Records to process:
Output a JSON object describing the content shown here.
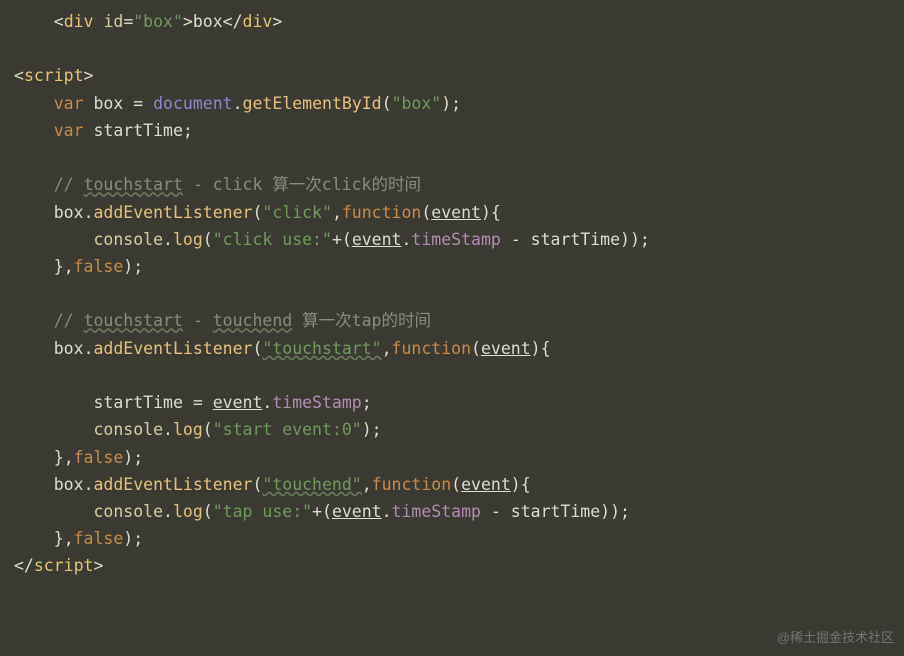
{
  "code": {
    "l1": {
      "tag": "div",
      "attr": "id",
      "val": "\"box\"",
      "text": "box"
    },
    "l2": {
      "tag": "script"
    },
    "l3": {
      "kw": "var",
      "name": "box",
      "obj": "document",
      "method": "getElementById",
      "arg": "\"box\""
    },
    "l4": {
      "kw": "var",
      "name": "startTime"
    },
    "c1": {
      "prefix": "// ",
      "word1": "touchstart",
      "mid": " - click 算一次click的时间"
    },
    "l5": {
      "obj": "box",
      "method": "addEventListener",
      "arg1": "\"click\"",
      "fn": "function",
      "param": "event"
    },
    "l6": {
      "obj": "console",
      "method": "log",
      "str": "\"click use:\"",
      "op": "+",
      "paramRef": "event",
      "prop": "timeStamp",
      "minus": " - ",
      "rhs": "startTime"
    },
    "l7": {
      "close": "}",
      "arg2": "false"
    },
    "c2": {
      "prefix": "// ",
      "word1": "touchstart",
      "mid": " - ",
      "word2": "touchend",
      "rest": " 算一次tap的时间"
    },
    "l8": {
      "obj": "box",
      "method": "addEventListener",
      "arg1": "\"touchstart\"",
      "fn": "function",
      "param": "event"
    },
    "l9": {
      "lhs": "startTime",
      "eq": " = ",
      "paramRef": "event",
      "prop": "timeStamp"
    },
    "l10": {
      "obj": "console",
      "method": "log",
      "arg": "\"start event:0\""
    },
    "l11": {
      "close": "}",
      "arg2": "false"
    },
    "l12": {
      "obj": "box",
      "method": "addEventListener",
      "arg1": "\"touchend\"",
      "fn": "function",
      "param": "event"
    },
    "l13": {
      "obj": "console",
      "method": "log",
      "str": "\"tap use:\"",
      "op": "+",
      "paramRef": "event",
      "prop": "timeStamp",
      "minus": " - ",
      "rhs": "startTime"
    },
    "l14": {
      "close": "}",
      "arg2": "false"
    },
    "l15": {
      "tag": "script"
    }
  },
  "watermark": "@稀土掘金技术社区"
}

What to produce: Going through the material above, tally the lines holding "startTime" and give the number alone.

Completed exercise: 4